[Material for this task]

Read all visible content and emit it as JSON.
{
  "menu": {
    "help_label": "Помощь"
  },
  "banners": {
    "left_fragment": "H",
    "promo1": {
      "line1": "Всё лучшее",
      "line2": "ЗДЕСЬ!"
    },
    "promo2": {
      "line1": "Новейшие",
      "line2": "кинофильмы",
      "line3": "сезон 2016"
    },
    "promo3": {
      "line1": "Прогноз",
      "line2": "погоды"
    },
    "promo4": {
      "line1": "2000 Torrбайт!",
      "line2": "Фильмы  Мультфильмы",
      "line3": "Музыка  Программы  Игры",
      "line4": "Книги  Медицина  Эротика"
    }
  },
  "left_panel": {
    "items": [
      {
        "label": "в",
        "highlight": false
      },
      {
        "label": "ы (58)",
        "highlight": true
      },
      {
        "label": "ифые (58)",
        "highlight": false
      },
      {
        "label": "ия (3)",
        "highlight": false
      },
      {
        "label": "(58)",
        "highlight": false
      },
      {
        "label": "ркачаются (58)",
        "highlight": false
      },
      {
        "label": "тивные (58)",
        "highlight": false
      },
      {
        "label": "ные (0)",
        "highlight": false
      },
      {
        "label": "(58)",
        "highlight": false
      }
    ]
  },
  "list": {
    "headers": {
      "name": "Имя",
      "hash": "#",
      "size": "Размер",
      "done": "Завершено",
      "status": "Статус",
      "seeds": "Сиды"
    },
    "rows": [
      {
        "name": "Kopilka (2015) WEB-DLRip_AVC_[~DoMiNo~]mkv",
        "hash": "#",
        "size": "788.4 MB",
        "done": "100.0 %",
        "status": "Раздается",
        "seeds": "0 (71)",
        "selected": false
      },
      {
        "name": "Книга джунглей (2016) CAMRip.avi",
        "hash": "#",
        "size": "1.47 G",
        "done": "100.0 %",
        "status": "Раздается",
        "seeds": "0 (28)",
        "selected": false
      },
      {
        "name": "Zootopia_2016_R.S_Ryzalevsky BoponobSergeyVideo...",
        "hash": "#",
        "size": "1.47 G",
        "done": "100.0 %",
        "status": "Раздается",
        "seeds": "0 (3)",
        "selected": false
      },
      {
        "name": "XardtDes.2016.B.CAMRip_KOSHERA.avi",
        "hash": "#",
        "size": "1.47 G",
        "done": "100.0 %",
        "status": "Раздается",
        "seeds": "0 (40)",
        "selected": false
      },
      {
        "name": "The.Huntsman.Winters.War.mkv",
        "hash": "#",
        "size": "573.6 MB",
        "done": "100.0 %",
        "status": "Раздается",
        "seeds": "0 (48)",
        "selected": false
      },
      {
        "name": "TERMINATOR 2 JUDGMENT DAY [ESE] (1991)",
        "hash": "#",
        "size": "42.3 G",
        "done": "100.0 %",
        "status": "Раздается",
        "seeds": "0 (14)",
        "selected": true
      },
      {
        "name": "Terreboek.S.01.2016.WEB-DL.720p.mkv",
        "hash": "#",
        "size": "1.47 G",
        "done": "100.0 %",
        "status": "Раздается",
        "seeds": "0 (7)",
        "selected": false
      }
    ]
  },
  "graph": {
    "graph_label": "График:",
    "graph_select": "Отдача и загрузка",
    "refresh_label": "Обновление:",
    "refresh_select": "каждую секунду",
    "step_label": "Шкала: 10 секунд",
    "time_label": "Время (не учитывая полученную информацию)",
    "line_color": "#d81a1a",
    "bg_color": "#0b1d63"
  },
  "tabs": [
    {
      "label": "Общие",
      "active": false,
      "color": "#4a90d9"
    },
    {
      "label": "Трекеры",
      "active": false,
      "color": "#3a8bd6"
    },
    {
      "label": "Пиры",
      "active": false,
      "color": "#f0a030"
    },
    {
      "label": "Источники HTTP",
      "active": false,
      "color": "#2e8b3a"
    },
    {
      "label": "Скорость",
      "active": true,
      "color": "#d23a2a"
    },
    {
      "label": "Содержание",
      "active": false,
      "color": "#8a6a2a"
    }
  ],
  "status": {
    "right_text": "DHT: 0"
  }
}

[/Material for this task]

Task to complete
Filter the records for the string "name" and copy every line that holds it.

Task solution
      "name": "Имя",
        "name": "Kopilka (2015) WEB-DLRip_AVC_[~DoMiNo~]mkv",
        "name": "Книга джунглей (2016) CAMRip.avi",
        "name": "Zootopia_2016_R.S_Ryzalevsky BoponobSergeyVideo...",
        "name": "XardtDes.2016.B.CAMRip_KOSHERA.avi",
        "name": "The.Huntsman.Winters.War.mkv",
        "name": "TERMINATOR 2 JUDGMENT DAY [ESE] (1991)",
        "name": "Terreboek.S.01.2016.WEB-DL.720p.mkv",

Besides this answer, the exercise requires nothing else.